The Rethinking Solidarity series was, in part, a collective search that came out of this dilemma of how to create horizontal solidarity. And it helped to be reminded that Zapatistas do not consider their allies in the United States to be living so much in the “belly of the beast” as in the “brain of the monster” (el cerebro del monstro). In other words, the US is the place where neoliberal policies aimed at subverting global democracy are hatched and executed in communities around the world—including right here in the United States.
This brings us closer to the kind of solidarity we are advocating. Being in solidarity with the people of the Global South means building relationships and strong communities of resistance here; by doing so we are linking to those standing up to the vast, global systems of control. This may seem vague, even counterintuitive, for how can you be in solidarity abroad by focusing within? But think of the converse logic of those from the United States claiming to be in solidarity with others, when their homeland is very much a “backward” country in many ways. Indeed, few can deny that when it comes to building strong social movements, those in the United States are in need of desperate aid from the Global South. Activists in the United States are still suffering from the way social movements have been crushed and “professionalized” over the past thirty years. We have lost touch with the basics, the foundation of movement building, which is about building relationships and sustainable communities while breaking out of the confines of single-issue organizing.
This doesn’t mean that we stop sending necessary support and resources to those abroad who need it. But our accountability lies in what we do within our own communities here.
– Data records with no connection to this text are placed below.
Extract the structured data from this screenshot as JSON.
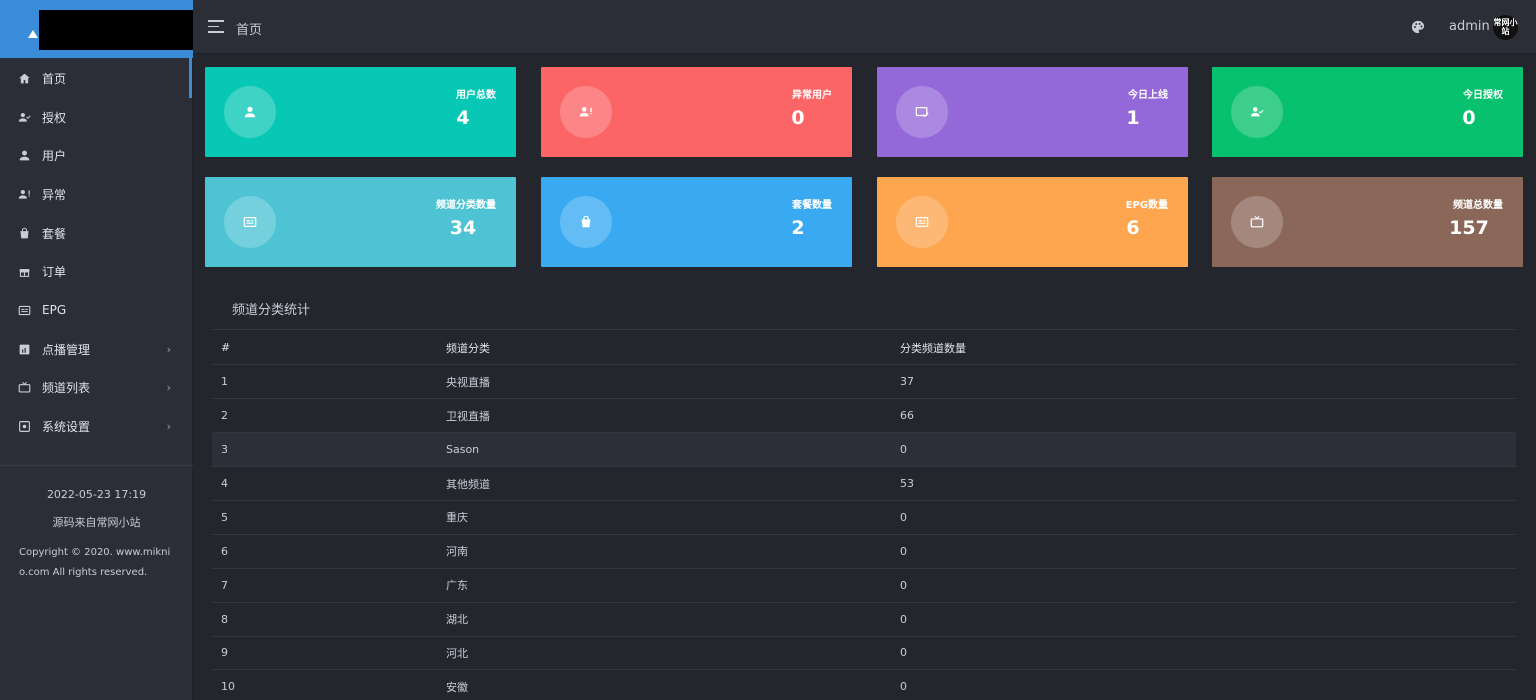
{
  "sidebar": {
    "items": [
      {
        "icon": "home-icon",
        "label": "首页",
        "chevron": ""
      },
      {
        "icon": "user-check-icon",
        "label": "授权",
        "chevron": ""
      },
      {
        "icon": "user-icon",
        "label": "用户",
        "chevron": ""
      },
      {
        "icon": "user-alert-icon",
        "label": "异常",
        "chevron": ""
      },
      {
        "icon": "bag-icon",
        "label": "套餐",
        "chevron": ""
      },
      {
        "icon": "gift-icon",
        "label": "订单",
        "chevron": ""
      },
      {
        "icon": "epg-icon",
        "label": "EPG",
        "chevron": ""
      },
      {
        "icon": "vod-icon",
        "label": "点播管理",
        "chevron": "›"
      },
      {
        "icon": "tv-icon",
        "label": "频道列表",
        "chevron": "›"
      },
      {
        "icon": "settings-icon",
        "label": "系统设置",
        "chevron": "›"
      }
    ],
    "footer": {
      "datetime": "2022-05-23 17:19",
      "source": "源码来自常网小站",
      "copyright": "Copyright © 2020. www.miknio.com All rights reserved."
    }
  },
  "header": {
    "breadcrumb": "首页",
    "username": "admin",
    "avatar_text": "常网小站"
  },
  "cards": [
    {
      "label": "用户总数",
      "value": "4",
      "color": "#07c7b5",
      "icon": "user-icon"
    },
    {
      "label": "异常用户",
      "value": "0",
      "color": "#fb6566",
      "icon": "user-alert-icon"
    },
    {
      "label": "今日上线",
      "value": "1",
      "color": "#9468d8",
      "icon": "online-icon"
    },
    {
      "label": "今日授权",
      "value": "0",
      "color": "#07c16e",
      "icon": "user-check-icon"
    },
    {
      "label": "频道分类数量",
      "value": "34",
      "color": "#4ec3d3",
      "icon": "epg-icon"
    },
    {
      "label": "套餐数量",
      "value": "2",
      "color": "#39aaf1",
      "icon": "bag-icon"
    },
    {
      "label": "EPG数量",
      "value": "6",
      "color": "#fea54f",
      "icon": "epg-icon"
    },
    {
      "label": "频道总数量",
      "value": "157",
      "color": "#8b6759",
      "icon": "tv-icon"
    }
  ],
  "stats": {
    "title": "频道分类统计",
    "columns": [
      "#",
      "频道分类",
      "分类频道数量"
    ],
    "rows": [
      [
        "1",
        "央视直播",
        "37"
      ],
      [
        "2",
        "卫视直播",
        "66"
      ],
      [
        "3",
        "Sason",
        "0"
      ],
      [
        "4",
        "其他频道",
        "53"
      ],
      [
        "5",
        "重庆",
        "0"
      ],
      [
        "6",
        "河南",
        "0"
      ],
      [
        "7",
        "广东",
        "0"
      ],
      [
        "8",
        "湖北",
        "0"
      ],
      [
        "9",
        "河北",
        "0"
      ],
      [
        "10",
        "安徽",
        "0"
      ]
    ]
  }
}
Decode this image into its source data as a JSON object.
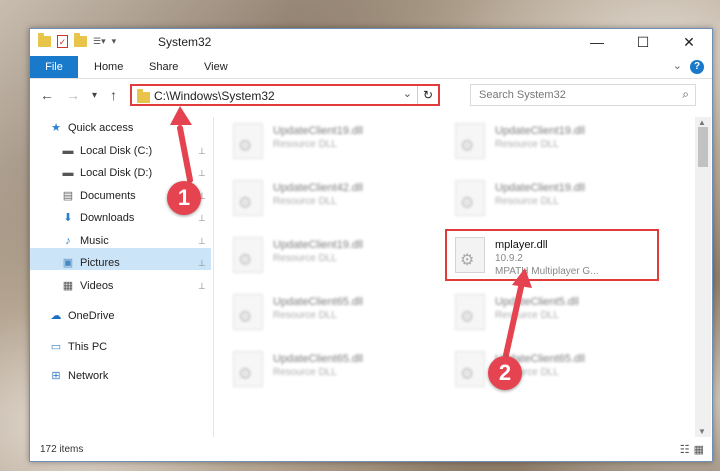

If our own communities are not strong enough to stand up to neoconservatives, then the work of those who promulgate war without end, the dictatorship of the free market, and the stealing of indigenous land will be made all the easier.
What’s more, focusing on communities here in the United States compels us to understand First World “privilege” as not purely nation-bound (i.e., if you reside here, you’ve got privilege). On the contrary, privilege is layered by histories of slavery, colonization, patriarchal control, etc. Our solidarity struggles must therefore find ways to address these inequalities within. This involves learning from the struggles of the Global South as well as offering what we can from within the US, including the perspectives and learned lessons of oppressed peoples in the US.
The political moment calls for the kind of intercommunal solidarity that Huey had in mind. The upsurges in Latin America are truly mass movements that seek power at all levels, not just in the form of a nation-state grab. Only rarely has the left taken state power, and even then usually only for a blink. But its historical, if not relentless, presence and long-term impact in places such as South America is undeniable. One is left to conclude that its power has always seemed to reside elsewhere, outside the state. Today’s movements fully recognize that sustainable power has always been located in communities seeking to do the “impossible” (at least what’s considered impossible here in the United States)—that is, the literal building of new societies that may provide alternatives to the nation-state model. Solidarity is to attempt the impossible wherever you might stand.